The COVID-19 pandemic has affected the U.S. and global economies on an unprecedented scale. On March 13, 2020, President Trump declared a national emergency in response to the COVID-19 outbreak. He first issued voluntary shut-down orders on March 16 and held them in place through April. The White House recommended all restaurants, bars, and other indoor and outdoor venues where people congregate close in states with evidence of community transmission. Before this pandemic, the United States had never issued an order which essentially shut down the U.S. economy.
Governor Gavin Newsom of California declared a state of emergency on March 8 and issued a stay-at-home executive order on March 19. Continental East Developed was deemed an essential business and continued operations. CED cares deeply about the health and safety of our residents and employees. The company responded by arranging for a majority of employees to work from home. The remaining worked at the office under strict CDC guidelines. All employees returned to the office in May under mandatory conditions and modifications. Work stations are at least six feet apart, and employees are
required to wear face masks. Employees test for fevers each day and we encourage them to follow proper hygiene practices recommended by the CDC and other health authorities.
Stage 2 in Riverside County
Riverside County recently entered Stage 2 of its reopening plan. The California Department of Public Health approved the county’s request to reopen more businesses, including retail stores, shopping malls, dine-in restaurants, and non-primary schools, as part of the governor’s Accelerated Phase Two plan. Operational modifications are required for businesses to reopen safely. Additional sectors of the economy are looking forward to reopening in the coming days and weeks.
Industries & Small Business
Industries that are suffering the greatest from the pandemic, which includes commercial aerospace, travel, and insurance, may experience a slower recovery. Within the travel sector, the decline in immediate demand is estimated to be five-to-six-times higher than what followed after the September 11 terror attacks- though domestic travel may recover faster. The crisis has also magnified existing challenges and vulnerabilities in the aerospace and automotive industries, which will affect their recovery rates.
Small businesses are also particularly threatened by the pandemic. More than 100,000 small businesses nationwide have permanently closed, and analysts warn this is only the beginning of the worst wave of small-business bankruptcies and closures since the Great Depression. Despite Congress approving a historic $700 billion to provide relief, “many small business owners say Congress’ financial rescue isn’t designed well to help very small business, known as micro firms, that have large overhead costs such as rent” (quoted from the Washington Post). According to a poll conducted in late April by economists who have been tracking small-business closures, 34 percent of small businesses said they are either paying reduced rent or delaying their payments.
What to Expect
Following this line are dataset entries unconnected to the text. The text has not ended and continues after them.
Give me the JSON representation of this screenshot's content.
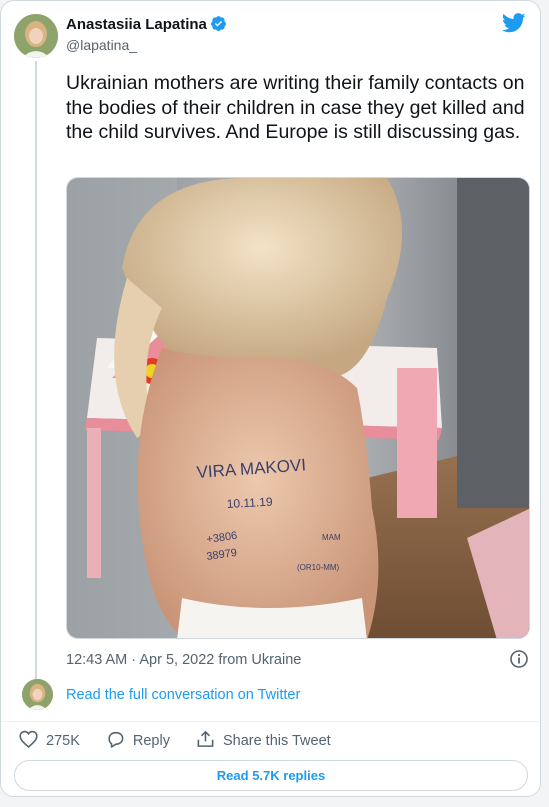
{
  "author": {
    "name": "Anastasiia Lapatina",
    "handle": "@lapatina_"
  },
  "tweet": {
    "text": "Ukrainian mothers are writing their family contacts on the bodies of their children in case they get killed and the child survives. And Europe is still discussing gas.",
    "timestamp": "12:43 AM · Apr 5, 2022 from Ukraine"
  },
  "photo": {
    "writing_line1": "VIRA MAKOVI",
    "writing_line2": "10.11.19",
    "writing_line3": "+3806",
    "writing_line4": "38979",
    "writing_line5": "MAM",
    "writing_line6": "(OR10-MM)"
  },
  "conversation": {
    "link_label": "Read the full conversation on Twitter"
  },
  "actions": {
    "like_count": "275K",
    "reply_label": "Reply",
    "share_label": "Share this Tweet"
  },
  "footer": {
    "replies_button": "Read 5.7K replies"
  },
  "colors": {
    "accent": "#1d9bf0",
    "secondary_text": "#536471",
    "border": "#cfd9de"
  },
  "icons": [
    "verified-badge-icon",
    "twitter-bird-icon",
    "info-icon",
    "heart-icon",
    "reply-icon",
    "share-icon"
  ]
}
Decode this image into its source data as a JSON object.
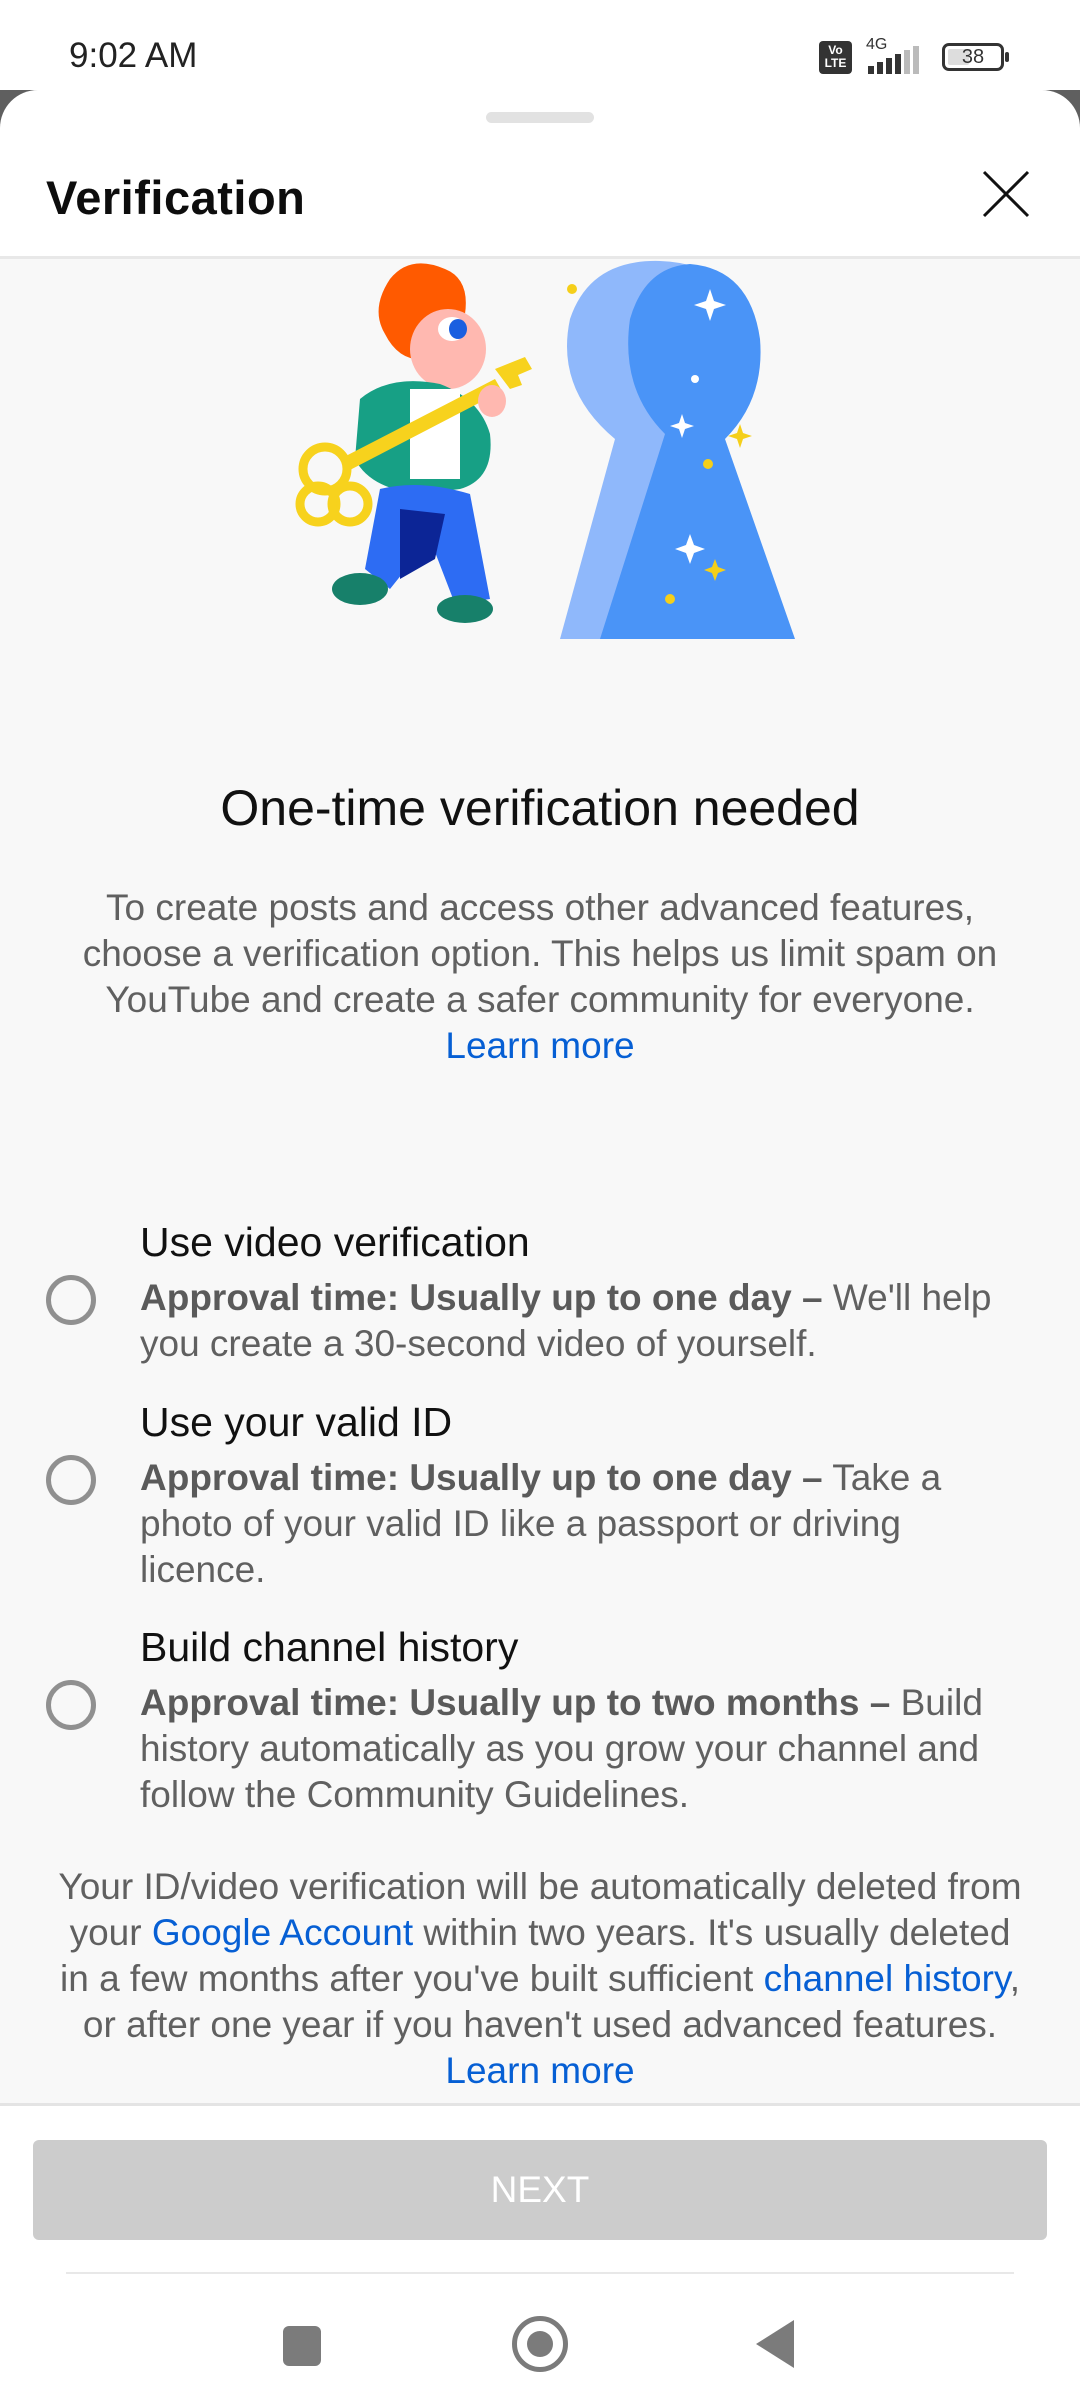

To date, as a result of the U.S. Department of The Treasury Paycheck Protection Funding program; Continental East Development, our real estate investments and Renaissance Villages communities remain financially stable. Should the Coronavirus continue to impact the economy and our related businesses we are currently evaluating potential strategies which may be necessary for purposes of maintaining future orderly business operations.